One of Apple’s selling points has always been its graphics capabilities and screen resolution. They are still an industry leader in this regard. At the same time, the Surface Book’s display rivals the Apple. On paper, Microsoft’s specs may even appear better than Apple’s do.
Microsoft also offers a 1080p/5 MP front-facing camera and a 8MP, auto focus, rear-facing camera. The MacBook comes with only a front-facing camera, and this is a 720p FaceTime camera.
Maybe screen resolution has advanced to a point where most differences come down to a matter of personal tastes. Unless the vendors start producing holograms or 3D, there might not be much they can do. Of course, Microsoft has just introduced mixed-reality headsets. The Surface Book 2 comes with a NVIDIA® GeForce® graphics processor that is fully compatible with these. Avid gamers may want to upgrade to this latest offering from Microsoft too.
Two-in-One Versatility: The Surface Book is a Laptop and a Tablet
Microsoft calls the Surface Book 2 a notebook computer. One of the most novel things about the original Surface Book was the fact that the keyboard could detach from the screen This transformed the machine from a laptop to a tablet within seconds. The Surface Book 2 still comes with this versatile feature.
The sacrifice you have to make if you want a two-in-one device like this is that the Surface Book 2 is a bit heavier and bulkier than the MacBook. When compared to other laptops, you still get a streamlined and lightweight device.
This feature might help you justify the somewhat higher cost of a Microsoft Surface Book 2 when compared to an Apple MacBook Pro. If you want both an Apple laptop and tablet computer, you could pay slightly less for the MacBook and then still have to pay more to also buy a tablet.
The Microsoft Surface Pro 2 Warranty
None of these features will help you if your computer malfunctions shortly after you take it out of the box. Microsoft offers 30-day returns, three months of free phone support, a year’s worth of in-store technical assistance, and free training with your purchase. You can also choose to upgrade your warranty to a two-year extended warranty for extra protection. With a MacBook, you can decide to buy the Apple Care extended warranty for $99.

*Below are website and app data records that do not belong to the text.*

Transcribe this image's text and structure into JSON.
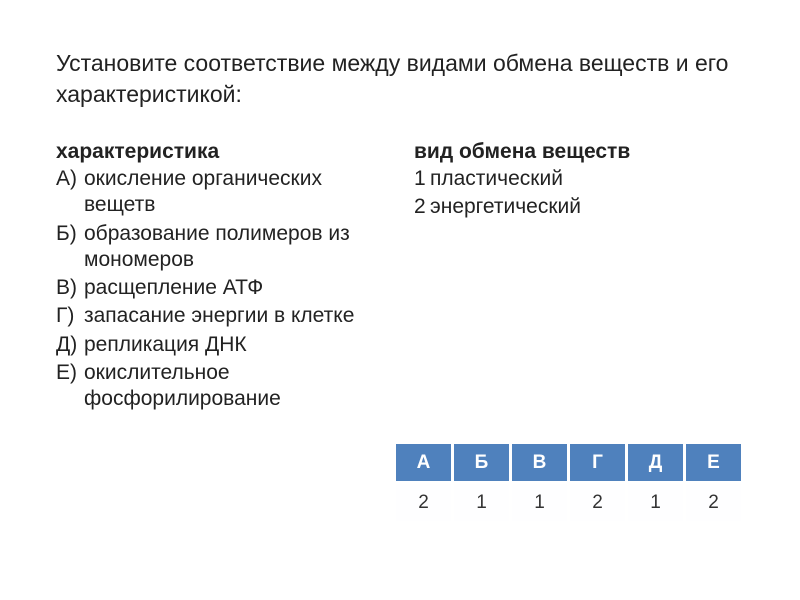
{
  "title": "Установите соответствие между видами обмена веществ и его характеристикой:",
  "left": {
    "heading": "характеристика",
    "items": [
      {
        "mark": "А)",
        "text": "окисление органических вещетв"
      },
      {
        "mark": "Б)",
        "text": "образование полимеров из мономеров"
      },
      {
        "mark": "В)",
        "text": "расщепление АТФ"
      },
      {
        "mark": "Г)",
        "text": "запасание энергии в клетке"
      },
      {
        "mark": "Д)",
        "text": "репликация ДНК"
      },
      {
        "mark": "Е)",
        "text": "окислительное фосфорилирование"
      }
    ]
  },
  "right": {
    "heading": "вид обмена веществ",
    "items": [
      {
        "mark": "1",
        "text": "пластический"
      },
      {
        "mark": "2",
        "text": "энергетический"
      }
    ]
  },
  "chart_data": {
    "type": "table",
    "headers": [
      "А",
      "Б",
      "В",
      "Г",
      "Д",
      "Е"
    ],
    "values": [
      2,
      1,
      1,
      2,
      1,
      2
    ]
  }
}
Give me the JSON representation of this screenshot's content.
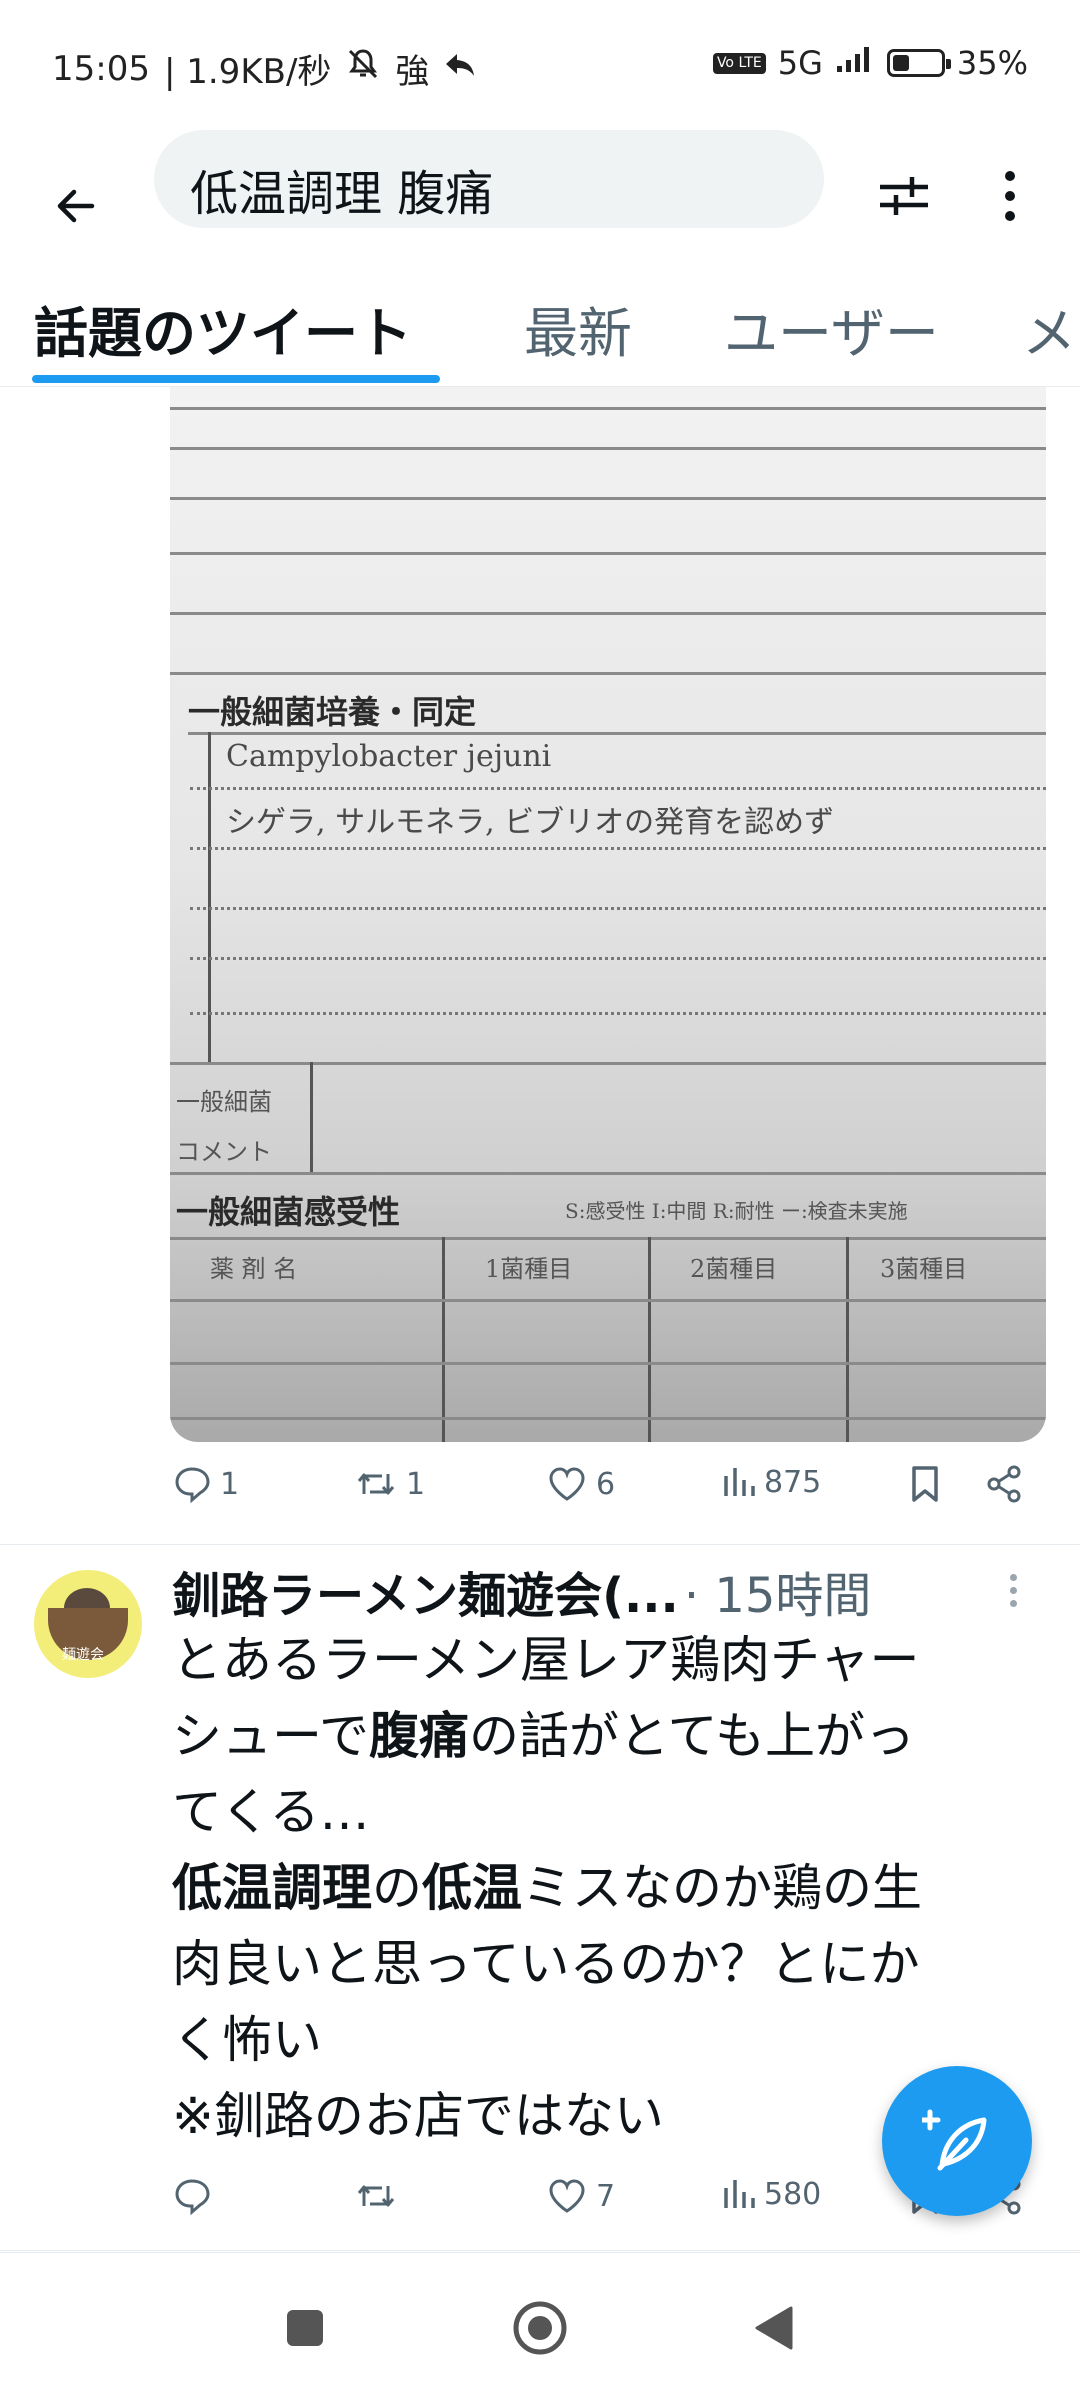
{
  "status_bar": {
    "time": "15:05",
    "speed": "| 1.9KB/秒",
    "signal_text": "強",
    "network": "5G",
    "volte_label": "Vo LTE",
    "battery_text": "35%",
    "battery_level": 0.35
  },
  "search": {
    "query": "低温調理 腹痛"
  },
  "tabs": [
    {
      "label": "話題のツイート",
      "active": true
    },
    {
      "label": "最新",
      "active": false
    },
    {
      "label": "ユーザー",
      "active": false
    },
    {
      "label": "メ",
      "active": false
    }
  ],
  "image_doc": {
    "heading1": "一般細菌培養・同定",
    "organism": "Campylobacter jejuni",
    "note": "シゲラ, サルモネラ, ビブリオの発育を認めず",
    "row_label_1": "一般細菌",
    "row_label_2": "コメント",
    "heading2": "一般細菌感受性",
    "heading2_small": "S:感受性 I:中間 R:耐性 ー:検査未実施",
    "col1": "薬 剤 名",
    "col2": "1菌種目",
    "col3": "2菌種目",
    "col4": "3菌種目"
  },
  "tweet1": {
    "replies": "1",
    "retweets": "1",
    "likes": "6",
    "views": "875"
  },
  "tweet2": {
    "author": "釧路ラーメン麺遊会(...",
    "time": "· 15時間",
    "avatar_text": "麺遊会",
    "body_lines": [
      [
        {
          "t": "とあるラーメン屋レア鶏肉チャー",
          "b": false
        }
      ],
      [
        {
          "t": "シューで",
          "b": false
        },
        {
          "t": "腹痛",
          "b": true
        },
        {
          "t": "の話がとても上がっ",
          "b": false
        }
      ],
      [
        {
          "t": "てくる…",
          "b": false
        }
      ],
      [
        {
          "t": "低温調理",
          "b": true
        },
        {
          "t": "の",
          "b": false
        },
        {
          "t": "低温",
          "b": true
        },
        {
          "t": "ミスなのか鶏の生",
          "b": false
        }
      ],
      [
        {
          "t": "肉良いと思っているのか？とにか",
          "b": false
        }
      ],
      [
        {
          "t": "く怖い",
          "b": false
        }
      ],
      [
        {
          "t": "※釧路のお店ではない",
          "b": false
        }
      ]
    ],
    "replies": "",
    "retweets": "",
    "likes": "7",
    "views": "580"
  },
  "colors": {
    "accent": "#1d9bf0",
    "text_primary": "#0f1419",
    "text_secondary": "#536471"
  }
}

Is the Microsoft Surface Pro 2 the High-End Notebook of the Future?
Some of you will always favor Apple devices. If you already rely upon other Apple devices, you may find that the MacBook offers you the compatibility and other features that you already enjoy and are familiar with. Obviously, Apple already has a large share of the high-end market and will probably continue to for some time.
If you’re not particularly committed to Apple, you might be happy with the way that Microsoft did not hold back with their new Surface Pro. It’s powerful, versatile, and fairly lightweight. The additional performance and graphics capabilities may be enough to convince you that this is the machine that is worth paying a bit more for.
Author: Aaron White, Date: 25th October 2017eSOZO > Blog > Surface Book 2: How Does Microsoft’s New Notebook Compare to a MacBook Pro?